An animated masterpiece? I should Coco!
I had no great expectations of this film. In fact, I honestly went to see it solely because – with the lazy multiplex habit of milking films like Jedi, Jumanji and (God help us) Pitch Perfect 3 – this was the only film at my local cinemas that I hadn’t seen. But wow… just wow!
For this is a masterpiece, and with the Oscar nominations released yesterday, it almost seems a crime that it wasn’t included in the Best Picture list (it must surely follow its Golden Globes win and snatch the Best Animated film category… although I admit that “Loving Vincent” clearly looks like it took a lot more work!).
Miguel (voiced by Anthony Gonzalez) lives in the quaint Mexican village of Santa Cecilia with his extended shoe-making family, including his grandmother Abuelita (Renée Victor) and his wizened old great-grandmother Coco (Ana Ofelia Murguía, via a brilliant piece of animation). Coco was a child from a broken home, with music being the cause of all the trouble, and this has led to a multi-generational ban that Abuelita polices with fierce passion. Unfortunately, Miguel “has the music in him”, idolising the – now deceased – singing sensation and matinee idol Ernesto de la Cruz (Benjamin Bratt, “Doctor Strange“). Desperate to perform in the Piazza talent contest, held during the evening of the “Day of the Dead” festival, Miguel takes destiny into his own hands…. which might prove fatal as he is dragged, alive and kicking, into the ‘land of the dead’.
The film is a thing of beauty. Some of the scenes: notably the candlelit graveyard, the “petal bridge” and the first sight of the land of the dead are done with such majesty and art that they take your breath away. Literally jaw dropping! (Try to make sure you see it on the big screen). So there are similarities here with “Blade Runner 2049” which also had images that could easily grace the walls of any art gallery in the world.
Where the film deviates from “Blade Runner” though is the original story by Lee Unkrich (who also directs), Adrian Molina (who co-directs), Jason Katz and Matthew Aldrich. Whereas the sci-fi reboot was a bit flaccid, story-wise, Coco develops in a surprisingly non-linear way. The story you think you are on suddenly does unexpected switchbacks and gets very deep indeed.
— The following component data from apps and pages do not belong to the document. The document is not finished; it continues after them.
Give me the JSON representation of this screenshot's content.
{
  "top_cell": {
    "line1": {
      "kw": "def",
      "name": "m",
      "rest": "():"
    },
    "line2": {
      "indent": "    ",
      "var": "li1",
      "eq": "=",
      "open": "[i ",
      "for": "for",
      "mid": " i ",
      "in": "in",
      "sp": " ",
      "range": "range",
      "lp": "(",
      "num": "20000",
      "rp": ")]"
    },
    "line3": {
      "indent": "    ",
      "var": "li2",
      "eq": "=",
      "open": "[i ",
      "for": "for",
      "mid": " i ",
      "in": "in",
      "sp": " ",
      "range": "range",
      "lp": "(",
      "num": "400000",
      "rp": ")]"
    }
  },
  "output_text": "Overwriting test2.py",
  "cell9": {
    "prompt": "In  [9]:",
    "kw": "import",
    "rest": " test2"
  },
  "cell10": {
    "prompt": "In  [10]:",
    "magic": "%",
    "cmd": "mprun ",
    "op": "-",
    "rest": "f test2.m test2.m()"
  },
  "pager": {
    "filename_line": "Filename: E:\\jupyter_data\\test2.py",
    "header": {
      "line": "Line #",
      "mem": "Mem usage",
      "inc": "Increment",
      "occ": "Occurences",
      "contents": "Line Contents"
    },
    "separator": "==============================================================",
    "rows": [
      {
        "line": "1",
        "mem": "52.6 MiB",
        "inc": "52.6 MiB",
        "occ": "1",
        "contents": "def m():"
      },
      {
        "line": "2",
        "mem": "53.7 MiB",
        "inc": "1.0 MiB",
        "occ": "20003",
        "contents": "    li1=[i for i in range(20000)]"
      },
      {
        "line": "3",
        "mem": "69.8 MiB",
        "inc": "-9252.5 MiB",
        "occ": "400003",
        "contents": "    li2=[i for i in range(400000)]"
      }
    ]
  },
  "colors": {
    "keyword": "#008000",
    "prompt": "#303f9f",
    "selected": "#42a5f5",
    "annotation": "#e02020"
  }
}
Deep? But this is a kids film right? Well, no, not really. Sure it has a lot of fun skeleton action, in the style of the re-constituting Olaf from “Frozen”, and a cute but mangy dog with a ridiculously long tongue. But the themes exposed here are FAR from childish. They encompass family, ambition, work/life balance, death and remembrance in such a fashion that parents exposing the film to young kids (I would think, up to 7 or 8 years old) should be ready with sensitive answers to “Mummy/Daddy, why…” questions so as to avoid significant anxiety and nightmares. The relationship between Miguel and his grandmother Abuelita, switching from violent outbursts to sudden loving hugs, might – I think – also confuse and disturb young children. Its UK certificate is “PG”, not “U”, for good reason.
So be prepared to cry. If you are anything like me, there will be a point in this film where you are desperately trying to recall the faces and voices of all of those people in your life that you have lost over the years. And some of the final jolts in this film will leave you almost as drained (almost!) as the start of “Up”.
As befits the subject matter there is a great score, with a mariachi feel, by Michael Giacchino, including a nice rendition of “When You Wish Upon A Star” over the Disney castle production logo. And there are some great songs, including the pivotal “Remember Me” which is now Oscar nominated.
Watch out for some nice cameo voice performances as well: Cheech Marin (from Cheech and Chong) plays the ‘border control’ officer, and Pixar regular John Ratzenberger (Hamm in “Toy Story”) turns up again playing Juan Ortodoncia, a character whose dentist fondly remembers him (LOL)!
With John Lasseter recently dragged into the #metoo scandal, and taking 6 months off to ponder on his “missteps”, one hopes this will not knock Pixar off its track too much. For with this evidence the studio shouldn’t keep trying to milk existing “Incredibles” and “Toy Story” franchises, but come up with more original entertainments like this. Because, for me, this rises into my top-three favourite Pixar films of all time (along with Toy Story and Wall-E).
Fad Rating (adults): FFFFF.
Fad Rating (young children): FFF with parental guidance.